**What the exercise asks:**
Among the records below, determine how many lines have the word "hyogen" in them; output only the number.

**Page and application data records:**

Content starts

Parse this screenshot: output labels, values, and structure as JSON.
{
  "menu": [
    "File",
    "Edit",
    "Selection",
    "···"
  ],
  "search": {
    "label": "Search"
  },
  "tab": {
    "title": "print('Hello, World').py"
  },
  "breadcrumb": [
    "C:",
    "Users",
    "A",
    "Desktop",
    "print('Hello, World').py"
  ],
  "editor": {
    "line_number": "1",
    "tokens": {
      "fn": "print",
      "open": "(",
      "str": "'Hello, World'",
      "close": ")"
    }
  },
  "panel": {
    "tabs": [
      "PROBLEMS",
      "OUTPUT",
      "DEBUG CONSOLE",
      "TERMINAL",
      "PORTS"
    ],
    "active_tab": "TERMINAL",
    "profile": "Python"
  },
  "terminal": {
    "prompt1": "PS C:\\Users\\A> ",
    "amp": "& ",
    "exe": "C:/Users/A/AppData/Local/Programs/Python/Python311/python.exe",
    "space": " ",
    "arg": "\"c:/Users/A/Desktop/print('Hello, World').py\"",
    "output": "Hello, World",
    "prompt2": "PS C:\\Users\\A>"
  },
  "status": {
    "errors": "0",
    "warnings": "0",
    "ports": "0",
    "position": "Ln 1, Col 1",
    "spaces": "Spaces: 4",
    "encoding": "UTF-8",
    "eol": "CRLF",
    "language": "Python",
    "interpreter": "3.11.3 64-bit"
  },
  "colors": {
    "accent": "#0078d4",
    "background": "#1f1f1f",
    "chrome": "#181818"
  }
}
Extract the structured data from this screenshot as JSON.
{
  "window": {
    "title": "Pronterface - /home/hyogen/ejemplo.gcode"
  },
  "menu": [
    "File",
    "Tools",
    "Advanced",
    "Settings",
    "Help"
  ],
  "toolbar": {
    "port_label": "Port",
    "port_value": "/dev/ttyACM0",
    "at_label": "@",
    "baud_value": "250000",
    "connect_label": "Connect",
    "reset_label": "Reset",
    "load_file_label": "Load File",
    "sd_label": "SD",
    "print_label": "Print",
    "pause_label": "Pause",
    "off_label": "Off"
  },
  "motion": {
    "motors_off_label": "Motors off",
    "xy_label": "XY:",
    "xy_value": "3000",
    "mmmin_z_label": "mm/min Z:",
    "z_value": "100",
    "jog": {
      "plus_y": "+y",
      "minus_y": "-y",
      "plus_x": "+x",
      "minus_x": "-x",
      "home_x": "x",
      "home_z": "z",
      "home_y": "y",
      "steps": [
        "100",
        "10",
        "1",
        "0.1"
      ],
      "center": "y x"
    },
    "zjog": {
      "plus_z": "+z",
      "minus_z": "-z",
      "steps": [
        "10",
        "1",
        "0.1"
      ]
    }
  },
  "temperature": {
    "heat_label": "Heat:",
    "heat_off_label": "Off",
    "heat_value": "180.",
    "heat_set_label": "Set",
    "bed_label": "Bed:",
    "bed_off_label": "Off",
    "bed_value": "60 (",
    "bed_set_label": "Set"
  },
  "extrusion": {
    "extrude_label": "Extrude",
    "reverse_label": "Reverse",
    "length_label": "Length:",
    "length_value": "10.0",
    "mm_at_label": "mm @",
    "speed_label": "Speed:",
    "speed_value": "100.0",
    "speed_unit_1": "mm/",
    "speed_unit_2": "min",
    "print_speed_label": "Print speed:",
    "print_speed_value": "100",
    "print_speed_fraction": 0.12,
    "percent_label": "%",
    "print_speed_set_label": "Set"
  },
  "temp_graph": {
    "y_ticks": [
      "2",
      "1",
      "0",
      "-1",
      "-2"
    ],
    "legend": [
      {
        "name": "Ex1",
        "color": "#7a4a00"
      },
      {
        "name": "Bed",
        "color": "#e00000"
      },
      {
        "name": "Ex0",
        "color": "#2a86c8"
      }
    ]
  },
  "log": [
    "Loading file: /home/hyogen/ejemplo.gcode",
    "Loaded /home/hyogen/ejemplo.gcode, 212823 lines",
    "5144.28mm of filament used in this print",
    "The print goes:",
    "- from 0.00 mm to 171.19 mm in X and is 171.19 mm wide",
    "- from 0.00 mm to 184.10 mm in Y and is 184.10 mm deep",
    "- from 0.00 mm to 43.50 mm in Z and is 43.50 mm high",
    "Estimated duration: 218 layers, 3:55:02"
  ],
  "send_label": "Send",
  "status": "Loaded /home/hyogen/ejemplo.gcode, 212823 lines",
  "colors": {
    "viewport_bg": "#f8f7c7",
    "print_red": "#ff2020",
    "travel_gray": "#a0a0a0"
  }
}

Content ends

**Answer area:**
4